▸ Work required: Your copy of the data below must be exact and must leave out all pictures.

▸ Information given:
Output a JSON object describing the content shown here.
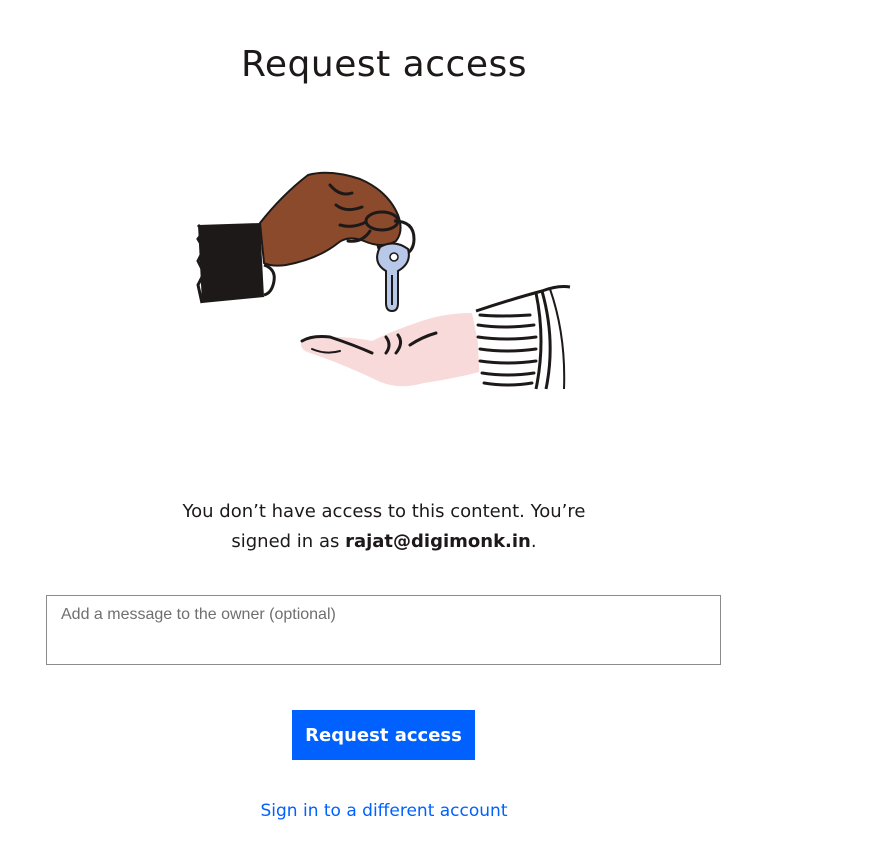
{
  "page": {
    "title": "Request access"
  },
  "message": {
    "line1": "You don’t have access to this content. You’re",
    "line2_prefix": "signed in as ",
    "email": "rajat@digimonk.in",
    "line2_suffix": "."
  },
  "owner_message": {
    "placeholder": "Add a message to the owner (optional)",
    "value": ""
  },
  "actions": {
    "request_label": "Request access",
    "switch_account_label": "Sign in to a different account"
  },
  "colors": {
    "accent": "#0061fe",
    "text": "#1e1919",
    "giver_skin": "#8b4a2c",
    "receiver_skin": "#f9dada",
    "key": "#b8c8e8"
  },
  "illustration": {
    "icon": "hand-passing-key-illustration"
  }
}
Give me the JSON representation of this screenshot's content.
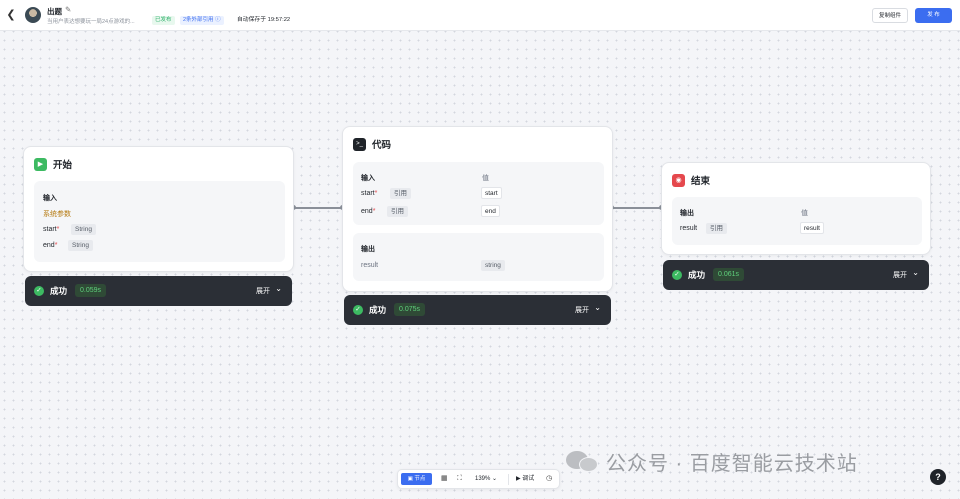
{
  "header": {
    "back_icon": "back-arrow-icon",
    "title": "出题",
    "edit_icon": "pencil-icon",
    "description": "当用户表达想要玩一局24点游戏的...",
    "badge_published": "已发布",
    "badge_refs": "2条外部引用 ⓘ",
    "autosave": "自动保存于 19:57:22",
    "copy_button": "复制组件",
    "publish_button": "发 布"
  },
  "nodes": {
    "start": {
      "title": "开始",
      "input_label": "输入",
      "sys_params": "系统参数",
      "params": [
        {
          "name": "start",
          "type": "String"
        },
        {
          "name": "end",
          "type": "String"
        }
      ],
      "status": {
        "label": "成功",
        "time": "0.059s",
        "expand": "展开"
      }
    },
    "code": {
      "title": "代码",
      "input_label": "输入",
      "value_label": "值",
      "inputs": [
        {
          "name": "start",
          "kind": "引用",
          "value": "start"
        },
        {
          "name": "end",
          "kind": "引用",
          "value": "end"
        }
      ],
      "output_label": "输出",
      "outputs": [
        {
          "name": "result",
          "type": "string"
        }
      ],
      "status": {
        "label": "成功",
        "time": "0.075s",
        "expand": "展开"
      }
    },
    "end": {
      "title": "结束",
      "output_label": "输出",
      "value_label": "值",
      "outputs": [
        {
          "name": "result",
          "kind": "引用",
          "value": "result"
        }
      ],
      "status": {
        "label": "成功",
        "time": "0.061s",
        "expand": "展开"
      }
    }
  },
  "toolbar": {
    "add_node": "▣ 节点",
    "zoom": "139% ⌄",
    "debug": "▶ 调试"
  },
  "watermark": "公众号 · 百度智能云技术站",
  "help": "?",
  "colors": {
    "accent": "#3b6df0",
    "success": "#3dba62",
    "danger": "#e5484d",
    "status_bar": "#2b2f36"
  }
}
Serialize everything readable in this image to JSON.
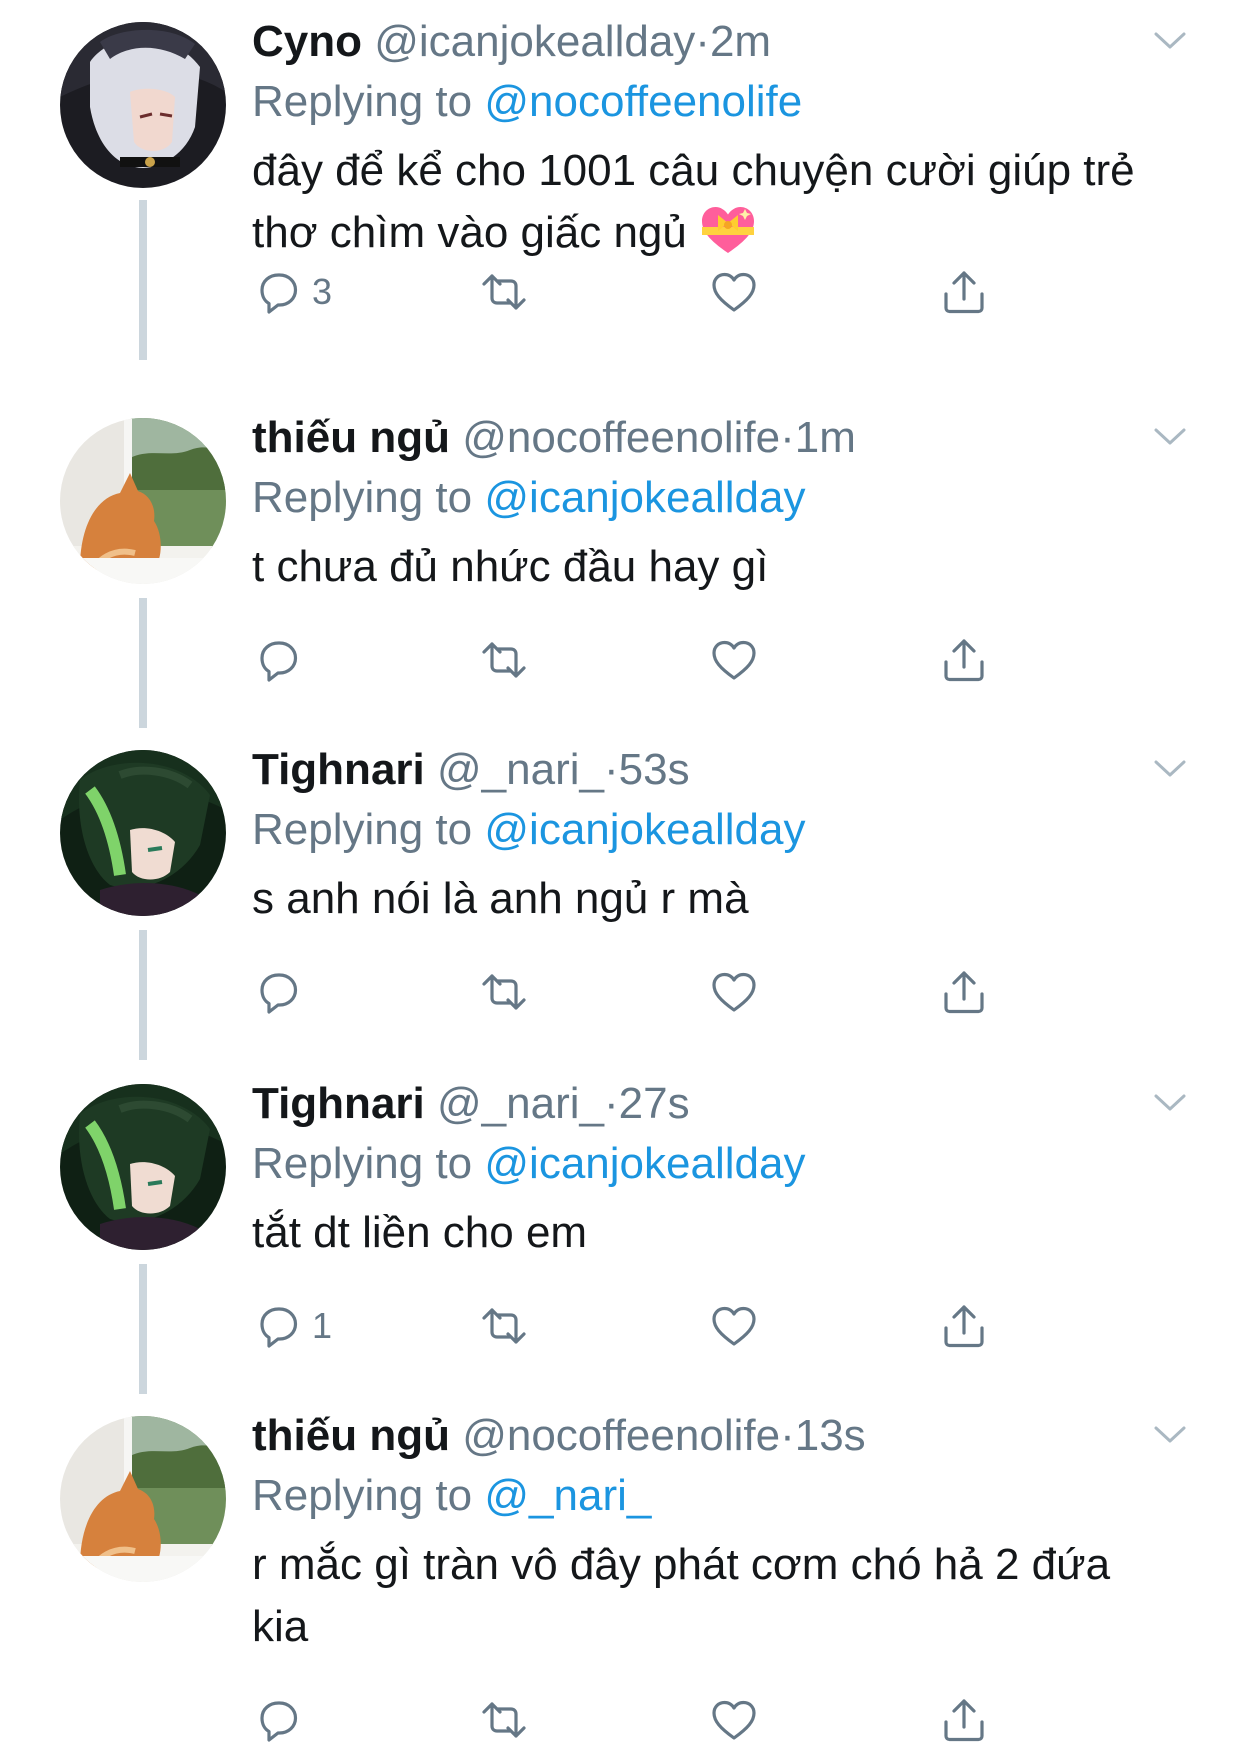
{
  "tweets": [
    {
      "name": "Cyno",
      "handle": "@icanjokeallday",
      "separator": "·",
      "time": "2m",
      "replying_prefix": "Replying to",
      "replying_to": "@nocoffeenolife",
      "text": "đây để kể cho 1001 câu chuyện cười giúp trẻ thơ chìm vào giấc ngủ",
      "emoji": "sparkling-heart-with-ribbon",
      "reply_count": "3",
      "retweet_count": "",
      "like_count": "",
      "avatar": "white-haired-anime-avatar"
    },
    {
      "name": "thiếu ngủ",
      "handle": "@nocoffeenolife",
      "separator": "·",
      "time": "1m",
      "replying_prefix": "Replying to",
      "replying_to": "@icanjokeallday",
      "text": "t chưa đủ nhức đầu hay gì",
      "reply_count": "",
      "retweet_count": "",
      "like_count": "",
      "avatar": "orange-cat-window-avatar"
    },
    {
      "name": "Tighnari",
      "handle": "@_nari_",
      "separator": "·",
      "time": "53s",
      "replying_prefix": "Replying to",
      "replying_to": "@icanjokeallday",
      "text": "s anh nói là anh ngủ r mà",
      "reply_count": "",
      "retweet_count": "",
      "like_count": "",
      "avatar": "green-haired-anime-avatar"
    },
    {
      "name": "Tighnari",
      "handle": "@_nari_",
      "separator": "·",
      "time": "27s",
      "replying_prefix": "Replying to",
      "replying_to": "@icanjokeallday",
      "text": "tắt dt liền cho em",
      "reply_count": "1",
      "retweet_count": "",
      "like_count": "",
      "avatar": "green-haired-anime-avatar"
    },
    {
      "name": "thiếu ngủ",
      "handle": "@nocoffeenolife",
      "separator": "·",
      "time": "13s",
      "replying_prefix": "Replying to",
      "replying_to": "@_nari_",
      "text": "r mắc gì tràn vô đây phát cơm chó hả 2 đứa kia",
      "reply_count": "",
      "retweet_count": "",
      "like_count": "",
      "avatar": "orange-cat-window-avatar"
    }
  ],
  "colors": {
    "link": "#1b95e0",
    "secondary": "#657786",
    "primary": "#14171a",
    "thread_line": "#ccd6dd",
    "icon": "#657786"
  }
}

▸ Expected answer:
Output a JSON object describing the content shown here.
{
  "page": {
    "title": "Request access"
  },
  "message": {
    "line1": "You don’t have access to this content. You’re",
    "line2_prefix": "signed in as ",
    "email": "rajat@digimonk.in",
    "line2_suffix": "."
  },
  "owner_message": {
    "placeholder": "Add a message to the owner (optional)",
    "value": ""
  },
  "actions": {
    "request_label": "Request access",
    "switch_account_label": "Sign in to a different account"
  },
  "colors": {
    "accent": "#0061fe",
    "text": "#1e1919",
    "giver_skin": "#8b4a2c",
    "receiver_skin": "#f9dada",
    "key": "#b8c8e8"
  },
  "illustration": {
    "icon": "hand-passing-key-illustration"
  }
}
Give me the JSON representation of this screenshot's content.
{
  "header": {
    "back_icon": "back-arrow-icon",
    "title": "出题",
    "edit_icon": "pencil-icon",
    "description": "当用户表达想要玩一局24点游戏的...",
    "badge_published": "已发布",
    "badge_refs": "2条外部引用 ⓘ",
    "autosave": "自动保存于 19:57:22",
    "copy_button": "复制组件",
    "publish_button": "发 布"
  },
  "nodes": {
    "start": {
      "title": "开始",
      "input_label": "输入",
      "sys_params": "系统参数",
      "params": [
        {
          "name": "start",
          "type": "String"
        },
        {
          "name": "end",
          "type": "String"
        }
      ],
      "status": {
        "label": "成功",
        "time": "0.059s",
        "expand": "展开"
      }
    },
    "code": {
      "title": "代码",
      "input_label": "输入",
      "value_label": "值",
      "inputs": [
        {
          "name": "start",
          "kind": "引用",
          "value": "start"
        },
        {
          "name": "end",
          "kind": "引用",
          "value": "end"
        }
      ],
      "output_label": "输出",
      "outputs": [
        {
          "name": "result",
          "type": "string"
        }
      ],
      "status": {
        "label": "成功",
        "time": "0.075s",
        "expand": "展开"
      }
    },
    "end": {
      "title": "结束",
      "output_label": "输出",
      "value_label": "值",
      "outputs": [
        {
          "name": "result",
          "kind": "引用",
          "value": "result"
        }
      ],
      "status": {
        "label": "成功",
        "time": "0.061s",
        "expand": "展开"
      }
    }
  },
  "toolbar": {
    "add_node": "▣ 节点",
    "zoom": "139% ⌄",
    "debug": "▶ 调试"
  },
  "watermark": "公众号 · 百度智能云技术站",
  "help": "?",
  "colors": {
    "accent": "#3b6df0",
    "success": "#3dba62",
    "danger": "#e5484d",
    "status_bar": "#2b2f36"
  }
}
Serialize everything readable in this image to JSON.
{
  "tweets": [
    {
      "name": "Cyno",
      "handle": "@icanjokeallday",
      "separator": "·",
      "time": "2m",
      "replying_prefix": "Replying to",
      "replying_to": "@nocoffeenolife",
      "text": "đây để kể cho 1001 câu chuyện cười giúp trẻ thơ chìm vào giấc ngủ",
      "emoji": "sparkling-heart-with-ribbon",
      "reply_count": "3",
      "retweet_count": "",
      "like_count": "",
      "avatar": "white-haired-anime-avatar"
    },
    {
      "name": "thiếu ngủ",
      "handle": "@nocoffeenolife",
      "separator": "·",
      "time": "1m",
      "replying_prefix": "Replying to",
      "replying_to": "@icanjokeallday",
      "text": "t chưa đủ nhức đầu hay gì",
      "reply_count": "",
      "retweet_count": "",
      "like_count": "",
      "avatar": "orange-cat-window-avatar"
    },
    {
      "name": "Tighnari",
      "handle": "@_nari_",
      "separator": "·",
      "time": "53s",
      "replying_prefix": "Replying to",
      "replying_to": "@icanjokeallday",
      "text": "s anh nói là anh ngủ r mà",
      "reply_count": "",
      "retweet_count": "",
      "like_count": "",
      "avatar": "green-haired-anime-avatar"
    },
    {
      "name": "Tighnari",
      "handle": "@_nari_",
      "separator": "·",
      "time": "27s",
      "replying_prefix": "Replying to",
      "replying_to": "@icanjokeallday",
      "text": "tắt dt liền cho em",
      "reply_count": "1",
      "retweet_count": "",
      "like_count": "",
      "avatar": "green-haired-anime-avatar"
    },
    {
      "name": "thiếu ngủ",
      "handle": "@nocoffeenolife",
      "separator": "·",
      "time": "13s",
      "replying_prefix": "Replying to",
      "replying_to": "@_nari_",
      "text": "r mắc gì tràn vô đây phát cơm chó hả 2 đứa kia",
      "reply_count": "",
      "retweet_count": "",
      "like_count": "",
      "avatar": "orange-cat-window-avatar"
    }
  ],
  "colors": {
    "link": "#1b95e0",
    "secondary": "#657786",
    "primary": "#14171a",
    "thread_line": "#ccd6dd",
    "icon": "#657786"
  }
}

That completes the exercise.